(Records from a collection)
--
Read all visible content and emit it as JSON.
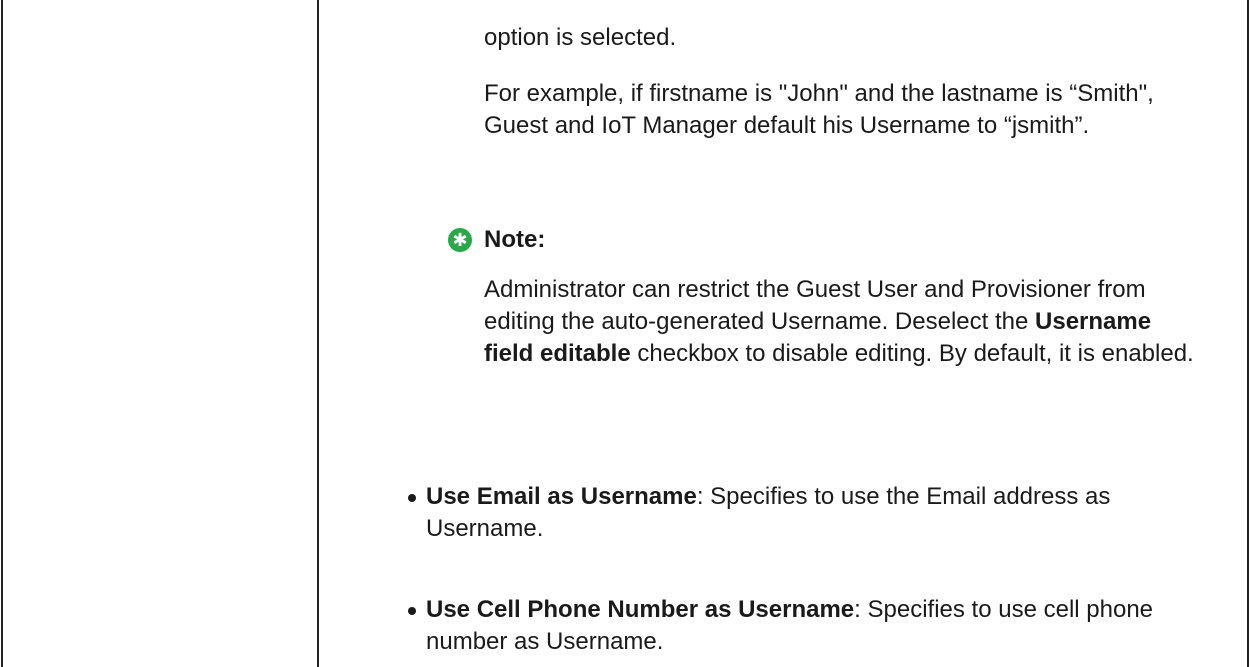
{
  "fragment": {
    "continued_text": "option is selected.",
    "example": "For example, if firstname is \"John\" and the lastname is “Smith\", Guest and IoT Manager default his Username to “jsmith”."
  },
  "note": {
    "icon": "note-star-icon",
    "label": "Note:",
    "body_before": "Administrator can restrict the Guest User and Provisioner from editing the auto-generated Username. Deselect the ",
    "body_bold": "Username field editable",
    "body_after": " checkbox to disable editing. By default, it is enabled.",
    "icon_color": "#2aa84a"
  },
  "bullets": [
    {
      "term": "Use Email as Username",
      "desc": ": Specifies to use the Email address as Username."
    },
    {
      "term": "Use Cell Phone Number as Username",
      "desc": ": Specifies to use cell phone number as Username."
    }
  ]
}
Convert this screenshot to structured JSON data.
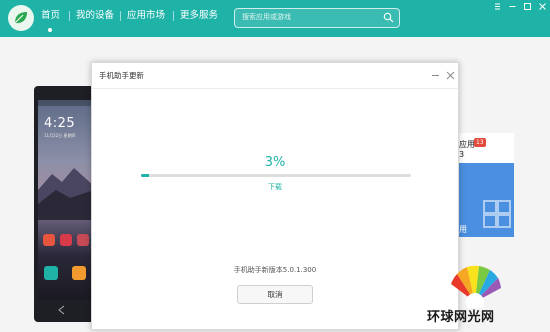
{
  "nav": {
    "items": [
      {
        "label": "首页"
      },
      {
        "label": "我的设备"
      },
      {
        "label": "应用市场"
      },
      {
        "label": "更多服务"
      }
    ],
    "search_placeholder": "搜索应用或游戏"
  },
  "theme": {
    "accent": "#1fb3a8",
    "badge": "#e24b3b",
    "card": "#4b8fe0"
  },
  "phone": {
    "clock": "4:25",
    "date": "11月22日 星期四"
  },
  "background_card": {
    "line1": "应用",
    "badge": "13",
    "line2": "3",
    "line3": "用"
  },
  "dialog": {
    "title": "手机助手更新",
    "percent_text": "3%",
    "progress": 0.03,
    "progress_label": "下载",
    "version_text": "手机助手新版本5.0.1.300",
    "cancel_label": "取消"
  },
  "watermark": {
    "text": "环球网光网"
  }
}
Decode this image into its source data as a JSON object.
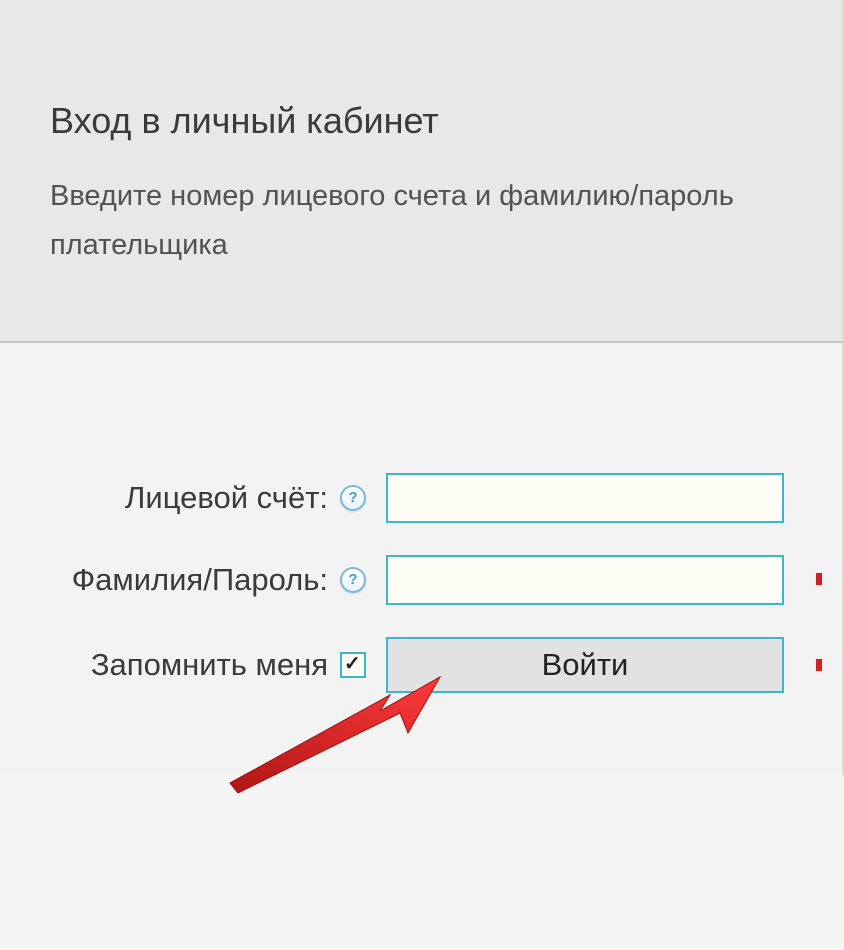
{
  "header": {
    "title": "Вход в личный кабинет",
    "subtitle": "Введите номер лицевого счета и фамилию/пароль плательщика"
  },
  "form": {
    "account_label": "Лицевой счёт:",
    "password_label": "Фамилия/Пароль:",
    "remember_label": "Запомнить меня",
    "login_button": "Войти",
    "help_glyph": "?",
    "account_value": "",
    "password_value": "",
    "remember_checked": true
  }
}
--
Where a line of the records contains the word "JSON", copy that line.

Read all visible content and emit it as JSON.
Convert this screenshot to structured JSON data.
Decode this image into its source data as a JSON object.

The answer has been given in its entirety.